- _What the exercise asks_:
Only the pictures are to be dropped, and the rest of the data should be copied exactly.

- _Records supplied_:
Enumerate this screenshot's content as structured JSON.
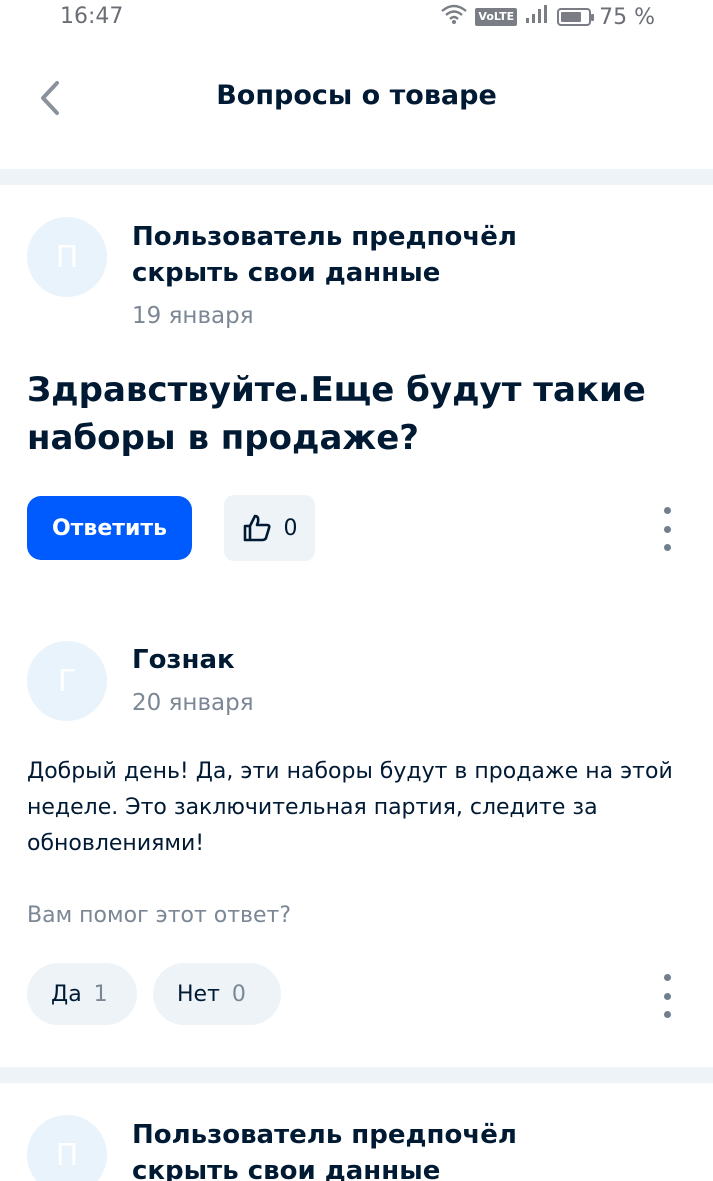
{
  "status_bar": {
    "time": "16:47",
    "battery": "75 %",
    "volte": "VoLTE",
    "battery_level": 0.75
  },
  "header": {
    "title": "Вопросы о товаре"
  },
  "questions": [
    {
      "avatar_letter": "П",
      "author": "Пользователь предпочёл скрыть свои данные",
      "date": "19 января",
      "text": "Здравствуйте.Еще будут такие наборы в продаже?",
      "reply_label": "Ответить",
      "likes": "0",
      "answer": {
        "avatar_letter": "Г",
        "author": "Гознак",
        "date": "20 января",
        "text": "Добрый день! Да, эти наборы будут в продаже на этой неделе. Это заключительная партия, следите за обновлениями!",
        "helpful_question": "Вам помог этот ответ?",
        "yes_label": "Да",
        "yes_count": "1",
        "no_label": "Нет",
        "no_count": "0"
      }
    },
    {
      "avatar_letter": "П",
      "author": "Пользователь предпочёл скрыть свои данные"
    }
  ],
  "colors": {
    "accent": "#005bff",
    "avatar_bg": "#e8f3fb",
    "muted": "#7b8794",
    "divider": "#eef3f8"
  }
}
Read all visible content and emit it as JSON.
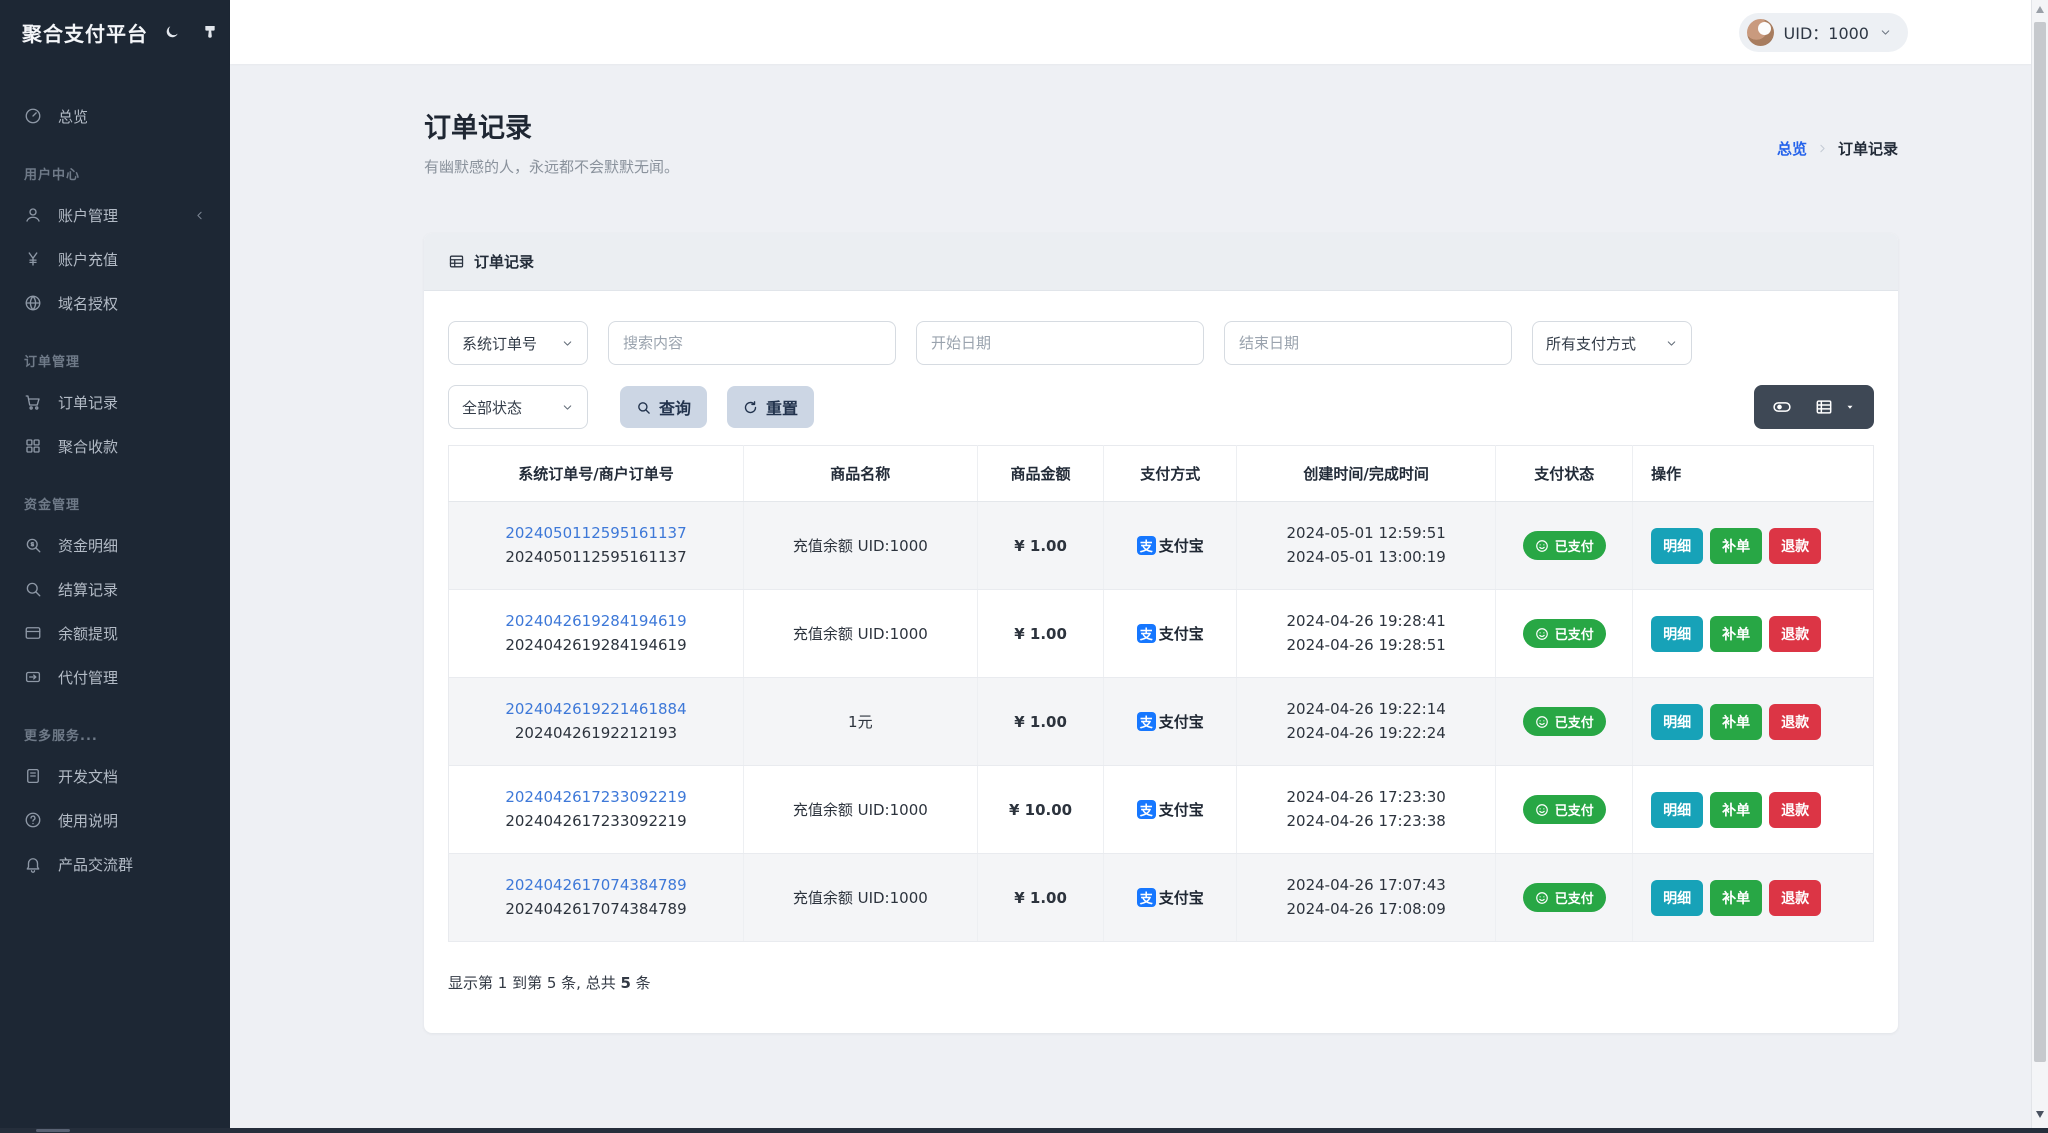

- _Task answer_:
Enumerate this screenshot's content as structured JSON.
{
  "status_bar": {
    "time": "16:47",
    "battery": "75 %",
    "volte": "VoLTE",
    "battery_level": 0.75
  },
  "header": {
    "title": "Вопросы о товаре"
  },
  "questions": [
    {
      "avatar_letter": "П",
      "author": "Пользователь предпочёл скрыть свои данные",
      "date": "19 января",
      "text": "Здравствуйте.Еще будут такие наборы в продаже?",
      "reply_label": "Ответить",
      "likes": "0",
      "answer": {
        "avatar_letter": "Г",
        "author": "Гознак",
        "date": "20 января",
        "text": "Добрый день! Да, эти наборы будут в продаже на этой неделе. Это заключительная партия, следите за обновлениями!",
        "helpful_question": "Вам помог этот ответ?",
        "yes_label": "Да",
        "yes_count": "1",
        "no_label": "Нет",
        "no_count": "0"
      }
    },
    {
      "avatar_letter": "П",
      "author": "Пользователь предпочёл скрыть свои данные"
    }
  ],
  "colors": {
    "accent": "#005bff",
    "avatar_bg": "#e8f3fb",
    "muted": "#7b8794",
    "divider": "#eef3f8"
  }
}
Read all visible content and emit it as JSON.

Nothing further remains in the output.